Anna was born in New Zealand, where she undertook her BSc and MSc, before moving to London for her PhD, with research fellowships in Paris and at NIMH in Bethesda MD, USA. She has remained very actively engaged in many scientific boards and societies, including as Chair of the Chrono History Committee of the Society for Research on Biological Rhythms, as Board Member of the Centre for Environmental Therapeutics and as co-founder and former Steering Committee member of the Daylight Academy.
The 2022 jury
This year’s laureates were selected and appointed by the distinguished jury:
Anne Lacaton, Principal of Lacaton & Vassal Architectes, Paris, laureate of The Daylight Award in 2011, winner of the EU Mies Award 2019 and The 2021 Pritzker Prize Laureate, associate Professor of Architecture & Design at ETH Zurich.
Dorte Mandrup, founder of Dorte Mandrup A/S, Copenhagen, chair of the Mies van der Rohe Award 2019, Adjunct Professor at The Royal Danish Academy of Fine Arts and holds frequent visiting professorships abroad.
Marilyne Andersen, Professor of Sustainable Construction Technologies at École Polytechnique Fédérale de Lausanne, and laureate of The Daylight Award in 2016 Gerd Folkers, Professor for Pharmaceutical Chemistry since at the ETH Zurich. He previously served at the Swiss National Science Foundation and has been director of the Collegium Helveticum since 2012.
Russell Foster, Director of the Nuffield Laboratory of Ophthalmology and Head of the Sleep and Circadian Neuroscience Institute at the University of Oxford. In 2020, Russell Foster was awarded The Daylight Award for Research.
Juhani Pallasmaa, Finnish architect, writer, teacher and practicing architect. From 2009-2014 he served on the jury for the Pritzker Architecture Prize.
Koen Steemers, Professor of Sustainable Design, The Martin Centre for Architectural and Urban Studies, Department of Architecture, University of Cambridge, United Kingdom
About The Daylight Award
The Daylight Award is established by the philanthropic foundations VILLUM FONDEN, VELUX FONDEN and VELUX STIFTUNG, and is conferred biennially in two categories: The Daylight Award for Research and The Daylight Award for Architecture. The award is given as personal prizes, and each to the sum of €100,000.

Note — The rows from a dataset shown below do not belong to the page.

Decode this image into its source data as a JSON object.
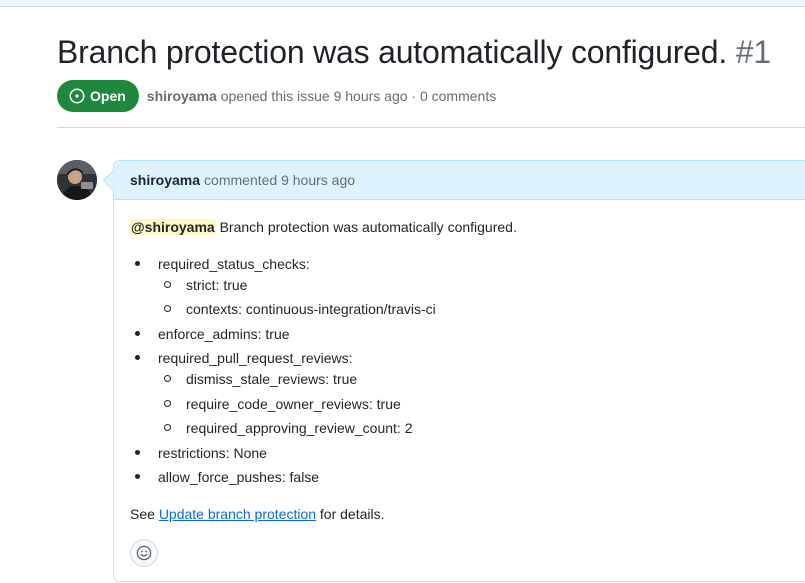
{
  "issue": {
    "title": "Branch protection was automatically configured.",
    "number": "#1",
    "state": "Open",
    "state_color": "#1f883d",
    "author": "shiroyama",
    "opened_text": "opened this issue 9 hours ago · 0 comments"
  },
  "comment": {
    "author": "shiroyama",
    "meta": "commented 9 hours ago",
    "mention": "@shiroyama",
    "intro": " Branch protection was automatically configured.",
    "items": [
      {
        "label": "required_status_checks:",
        "children": [
          "strict: true",
          "contexts: continuous-integration/travis-ci"
        ]
      },
      {
        "label": "enforce_admins: true",
        "children": []
      },
      {
        "label": "required_pull_request_reviews:",
        "children": [
          "dismiss_stale_reviews: true",
          "require_code_owner_reviews: true",
          "required_approving_review_count: 2"
        ]
      },
      {
        "label": "restrictions: None",
        "children": []
      },
      {
        "label": "allow_force_pushes: false",
        "children": []
      }
    ],
    "footer_prefix": "See ",
    "footer_link": "Update branch protection",
    "footer_suffix": " for details."
  },
  "icons": {
    "state": "issue-opened-icon",
    "reaction": "smiley-icon",
    "avatar": "user-avatar"
  }
}
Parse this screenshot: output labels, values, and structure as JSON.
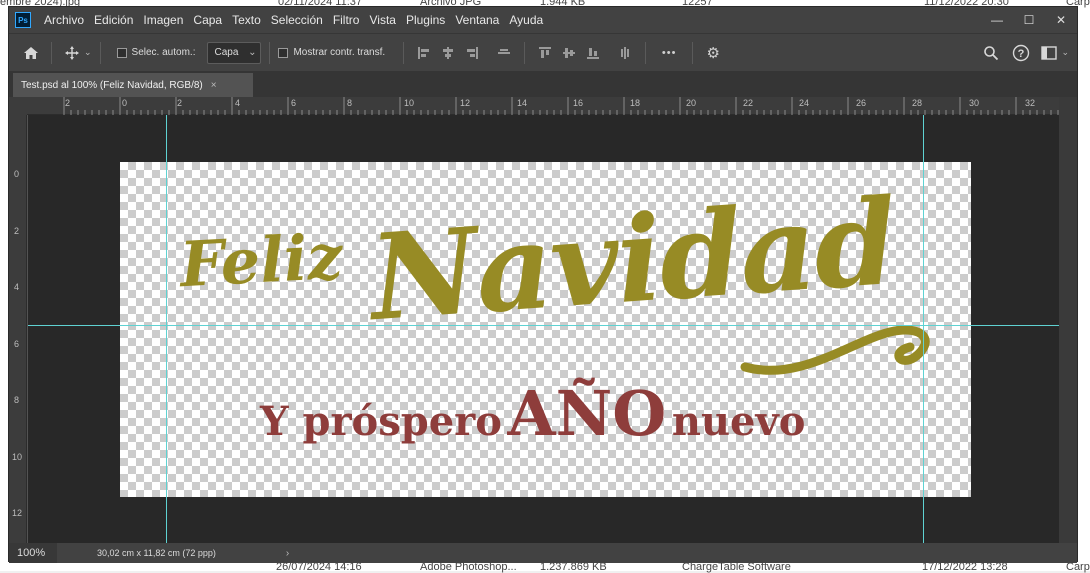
{
  "background_explorer": {
    "fragments": [
      "embre 2024).jpg",
      "02/11/2024 11:37",
      "Archivo JPG",
      "1.944 KB",
      "12257",
      "11/12/2022 20:30",
      "Carp",
      "26/07/2024 14:16",
      "Adobe Photoshop...",
      "1.237.869 KB",
      "ChargeTable Software",
      "17/12/2022 13:28",
      "Carp"
    ]
  },
  "app": {
    "logo": "Ps",
    "menu": [
      "Archivo",
      "Edición",
      "Imagen",
      "Capa",
      "Texto",
      "Selección",
      "Filtro",
      "Vista",
      "Plugins",
      "Ventana",
      "Ayuda"
    ],
    "window_controls": {
      "minimize": "—",
      "maximize": "☐",
      "close": "✕"
    }
  },
  "options_bar": {
    "auto_select_label": "Selec. autom.:",
    "auto_select_value": "Capa",
    "show_transform_label": "Mostrar contr. transf.",
    "more": "•••"
  },
  "document_tab": {
    "title": "Test.psd al 100% (Feliz  Navidad, RGB/8)",
    "close": "×"
  },
  "rulers": {
    "horizontal_labels": [
      "2",
      "0",
      "2",
      "4",
      "6",
      "8",
      "10",
      "12",
      "14",
      "16",
      "18",
      "20",
      "22",
      "24",
      "26",
      "28",
      "30",
      "32"
    ],
    "vertical_labels": [
      "0",
      "2",
      "4",
      "6",
      "8",
      "10",
      "12"
    ]
  },
  "artwork": {
    "line1_small": "Feliz",
    "line1_large": "Navidad",
    "line2_left": "Y próspero",
    "line2_center": "AÑO",
    "line2_right": "nuevo",
    "colors": {
      "gold": "#978b25",
      "maroon": "#8e3d3b",
      "guide": "#5fd2d2"
    }
  },
  "status_bar": {
    "zoom": "100%",
    "doc_size": "30,02 cm x 11,82 cm (72 ppp)",
    "arrow": "›"
  }
}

Find out more at www.thedaylightaward.com
Daylight Award 2022 images / information received 160522
Previously on e-architect:

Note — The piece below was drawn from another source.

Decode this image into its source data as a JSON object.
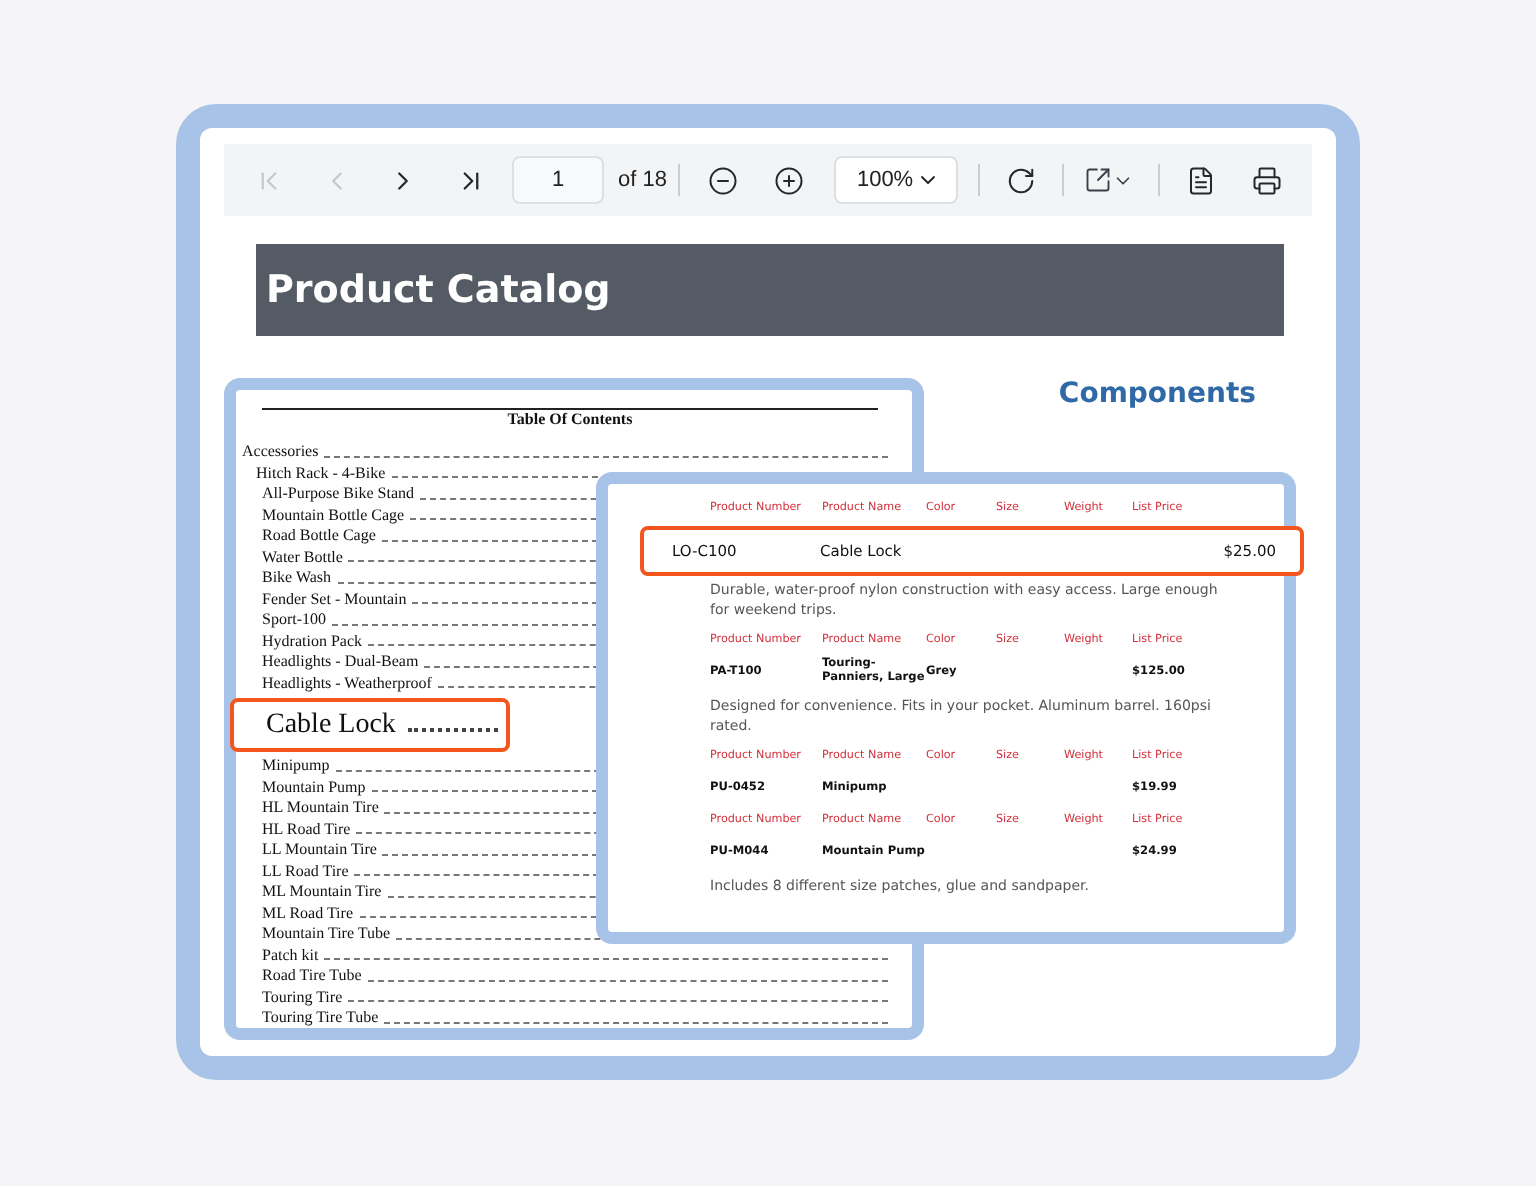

18 May 2020
Daylight Award 2020 Laureates
Daylight Award 2020 Laureates:
• Juha Leiviskä, Finland, The Daylight Award 2020 For Architecture
• Russell Foster, United Kingdom, The Daylight Award For Research
• Henry Plummer, United States, The Daylight Award For Lifetime Achievement
Buildings by Juha Leiviskä
Photos by Henry Plummer
All photographs by Henry Plummer:
Portrait of Hiroshi Sambuichi, Laureate of The Daylight Award 2018 for Daylight in Architecture
Portrait of Greg Ward, Laureate of The Daylight Award 2018 for Daylight Research
Daylight Spaces Competition
Competition “Daylight Spaces” raises awareness for the topic daylight – Nagashima interior:
photo : Nagashima and Partner, Architects, Yokohama
Daylight Spaces Competition
City Pool and Turkish Baths
Design: Napper Architects
image from architects
City Pool and Turkish Baths in Newcastle
Architecture Competitions – Selection from early 2010
Public Design Festival – duepercinque contest, Milan
Atlantic City Boardwalk Holocaust Memorial Inc. Contest, New Jersey, USA
Atlantic City Boardwalk Holocaust Memorial Competition
Music Studio Design Competition, Haiti
Music Studio Design Competition : Wyclef Jean’s charity Yéle Haiti
Building Competitions : Archive
Comments / photos for the Daylight Award 2022 page welcome